Better known as Zigaboo, Joseph Modeliste is synonymous with the sound of New Orleans funky drumming. “I suppose I tell everybody, I think it’s a spiritual thing,” he says about being drawn to the drums. “I was fascinated by somebody giving other people so much joy by just playing music.”

The road that led to the formation of The Meters was a winding one. Zig first played with Art Neville in his band The Hawketts and they honed their skills the old fashioned way, by playing constantly. “Art found a club named The Night Cap and it was just starting so we had a regular gig there and we started packing the house,” says Zigaboo. The Hawketts became The Neville Sound Band as George Porter Jr. and Leo Nocentelli joined the group and they landed a residency at a club in the French Quarter, playing six nights a week. “We got tight just from repetition,” says Zigaboo. “We were doing three or four sets a night, 45/15 – play for 45 minutes, you take 15 minutes off, go right back on. You did four sets a night and on the weekends if the crowd stayed later it could turn into five sets. That’s how it was back then but it kept us from having to go out and get day jobs. You can’t do that anymore but with the cost of living being what it was, you could manage. From that point on, we were a tight unit.”

In 1969 ‘Cissy Strut’ introduced an unsuspecting world to The Meters’ greasy style of funk. The band split in 1977 and for a time Ziggy disappeared from the spotlight. Fortunately, the call of the drums was too strong and since 2000 he has been writing and recording with his own label, JZM Records.

How did The Meters first get started as studio players? 

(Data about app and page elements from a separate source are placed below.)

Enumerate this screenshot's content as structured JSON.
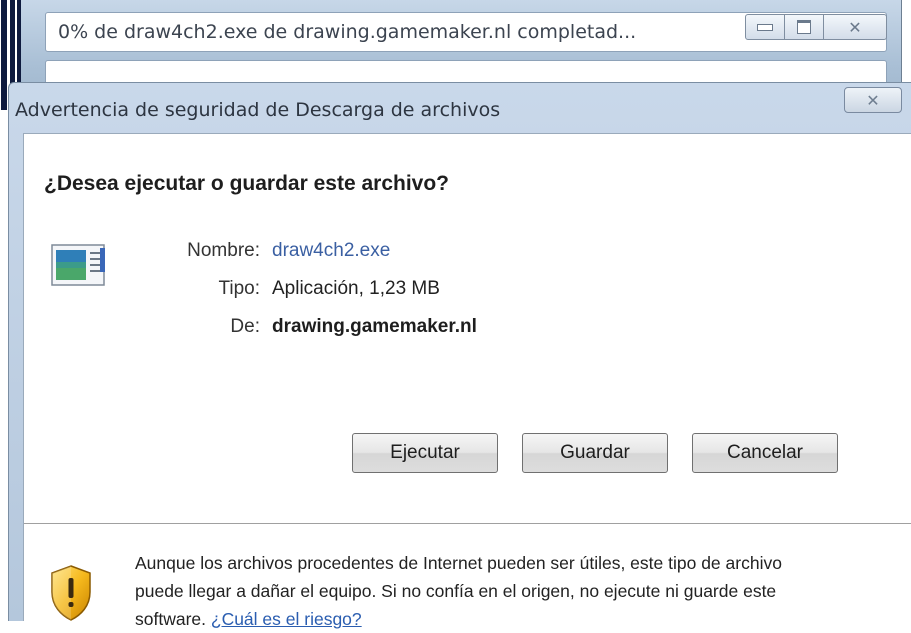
{
  "background_window": {
    "title": "0% de draw4ch2.exe de drawing.gamemaker.nl completad..."
  },
  "dialog": {
    "title": "Advertencia de seguridad de Descarga de archivos",
    "question": "¿Desea ejecutar o guardar este archivo?",
    "file": {
      "name_label": "Nombre:",
      "name_value": "draw4ch2.exe",
      "type_label": "Tipo:",
      "type_value": "Aplicación, 1,23 MB",
      "from_label": "De:",
      "from_value": "drawing.gamemaker.nl"
    },
    "buttons": {
      "run": "Ejecutar",
      "save": "Guardar",
      "cancel": "Cancelar"
    },
    "warning": {
      "text": "Aunque los archivos procedentes de Internet pueden ser útiles, este tipo de archivo puede llegar a dañar el equipo. Si no confía en el origen, no ejecute ni guarde este software. ",
      "link": "¿Cuál es el riesgo?"
    }
  },
  "icons": {
    "file": "application-file-icon",
    "shield": "security-shield-icon",
    "close": "close-icon",
    "minimize": "minimize-icon",
    "maximize": "maximize-icon"
  }
}
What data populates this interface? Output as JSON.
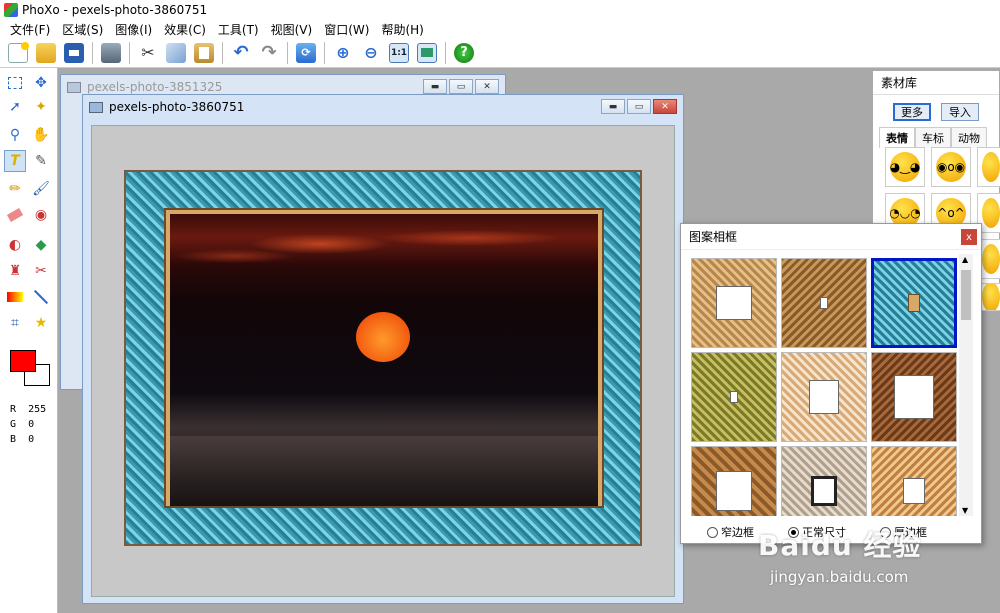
{
  "app": {
    "title": "PhoXo - pexels-photo-3860751"
  },
  "menu": [
    "文件(F)",
    "区域(S)",
    "图像(I)",
    "效果(C)",
    "工具(T)",
    "视图(V)",
    "窗口(W)",
    "帮助(H)"
  ],
  "toolbar": {
    "buttons": [
      "new-icon",
      "open-icon",
      "save-icon",
      "print-icon",
      "cut-icon",
      "copy-icon",
      "paste-icon",
      "undo-icon",
      "redo-icon",
      "refresh-icon",
      "zoom-in-icon",
      "zoom-out-icon",
      "actual-size-icon",
      "fit-window-icon",
      "help-icon"
    ],
    "actual_size_label": "1:1",
    "help_label": "?"
  },
  "colors": {
    "foreground": "#ff0000",
    "background": "#ffffff"
  },
  "rgb": {
    "r_label": "R",
    "r": "255",
    "g_label": "G",
    "g": "0",
    "b_label": "B",
    "b": "0"
  },
  "windows": {
    "back_title": "pexels-photo-3851325",
    "front_title": "pexels-photo-3860751"
  },
  "material_panel": {
    "title": "素材库",
    "more_button": "更多",
    "import_button": "导入",
    "tabs": [
      "表情",
      "车标",
      "动物"
    ]
  },
  "frame_dialog": {
    "title": "图案相框",
    "close": "x",
    "selected_index": 2,
    "options": [
      "窄边框",
      "正常尺寸",
      "厚边框"
    ],
    "selected_option": 1
  },
  "watermark": {
    "brand": "Baidu 经验",
    "url": "jingyan.baidu.com"
  }
}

“There is a record producer who was very talented and he had a lot going on, his name was Allen Toussaint. He and his partner wanted to have a studio production company to produce other people. He used to come down to the club and listen to the band on occasions, sit and have a drink. One thing led to another, ‘Listen, I want to use you all in the studio.’ I thought it was a pretty cool idea because we were tight, we understood how we played together. He asked us to do a couple of records with him and that’s what we did. After a while he or his partner approached us, ‘Hey listen, why don’t y’all try to put your own record together?’ This was all new to me, trying to figure out what am I doing and why am I doing it? Some of the guys in the group were talented enough to construct songs and it all worked out pretty good. More positive than negative so I was happy to be a part of it.”

How did that distinctive ‘Cissy Strut’ groove come into being? 

“There is this drummer in New Orleans, he was famous, maybe not internationally known but just a beautiful drummer. He had this African feel about the way he played drums and his name was Joseph ‘Smokey’ Johnson. To be quite honest, he was so far more advanced than I was, I could only take bits and pieces from what he played. I thought that if we were going to record, my concept would be to try to come up with something that there wasn’t anybody else doing. At the time I struck gold with the ‘Cissy Strut’ beat. We had other things that were spiritually driven. In fact the first release we did was ‘Sophisticated Cissy’, so that’s where it all started. I don’t know if anybody even remembers it but it was a crash course in improv and funk for me. I didn’t know if I was right or wrong, I just went with a gut feeling that what I was hearing was different from what I was hearing on the radio. Twenty-five years later I found out that all these guys were sampling the music. It was another thing that it evolved to. The rappers couldn’t write music but they knew what they wanted – a beat and some underlying